Look through the entries below for the string "this", and copy each line where it is found.

==== INPUT RECORDS ====

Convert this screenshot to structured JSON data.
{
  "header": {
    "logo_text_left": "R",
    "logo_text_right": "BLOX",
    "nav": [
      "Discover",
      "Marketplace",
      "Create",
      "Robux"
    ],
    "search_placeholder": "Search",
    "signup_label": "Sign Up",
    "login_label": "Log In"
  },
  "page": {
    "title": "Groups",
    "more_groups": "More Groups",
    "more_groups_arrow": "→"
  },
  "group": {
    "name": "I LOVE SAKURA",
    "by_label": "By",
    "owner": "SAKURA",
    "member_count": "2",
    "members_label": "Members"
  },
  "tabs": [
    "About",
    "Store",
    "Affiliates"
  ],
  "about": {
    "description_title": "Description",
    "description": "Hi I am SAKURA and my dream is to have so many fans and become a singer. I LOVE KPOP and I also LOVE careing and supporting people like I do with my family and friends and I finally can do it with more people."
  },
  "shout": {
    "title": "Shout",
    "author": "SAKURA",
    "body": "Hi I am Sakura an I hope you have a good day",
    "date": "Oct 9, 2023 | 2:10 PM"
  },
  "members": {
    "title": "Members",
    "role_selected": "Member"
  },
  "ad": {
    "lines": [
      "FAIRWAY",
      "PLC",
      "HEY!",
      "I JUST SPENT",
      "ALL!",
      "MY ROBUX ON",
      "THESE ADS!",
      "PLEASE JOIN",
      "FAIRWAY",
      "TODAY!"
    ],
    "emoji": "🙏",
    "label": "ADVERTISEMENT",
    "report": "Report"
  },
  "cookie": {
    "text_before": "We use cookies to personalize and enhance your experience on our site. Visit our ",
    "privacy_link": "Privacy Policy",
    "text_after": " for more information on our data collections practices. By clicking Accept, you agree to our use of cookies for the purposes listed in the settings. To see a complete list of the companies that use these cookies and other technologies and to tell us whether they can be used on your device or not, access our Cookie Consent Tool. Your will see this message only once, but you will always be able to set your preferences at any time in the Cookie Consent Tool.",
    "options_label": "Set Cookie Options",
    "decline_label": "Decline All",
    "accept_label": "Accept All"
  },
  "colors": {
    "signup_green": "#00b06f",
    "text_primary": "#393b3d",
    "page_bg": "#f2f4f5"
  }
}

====

## REPLY TO THE EXERCISE:
Convert this screenshot to structured JSON data.
    "text_after": " for more information on our data collections practices. By clicking Accept, you agree to our use of cookies for the purposes listed in the settings. To see a complete list of the companies that use these cookies and other technologies and to tell us whether they can be used on your device or not, access our Cookie Consent Tool. Your will see this message only once, but you will always be able to set your preferences at any time in the Cookie Consent Tool.",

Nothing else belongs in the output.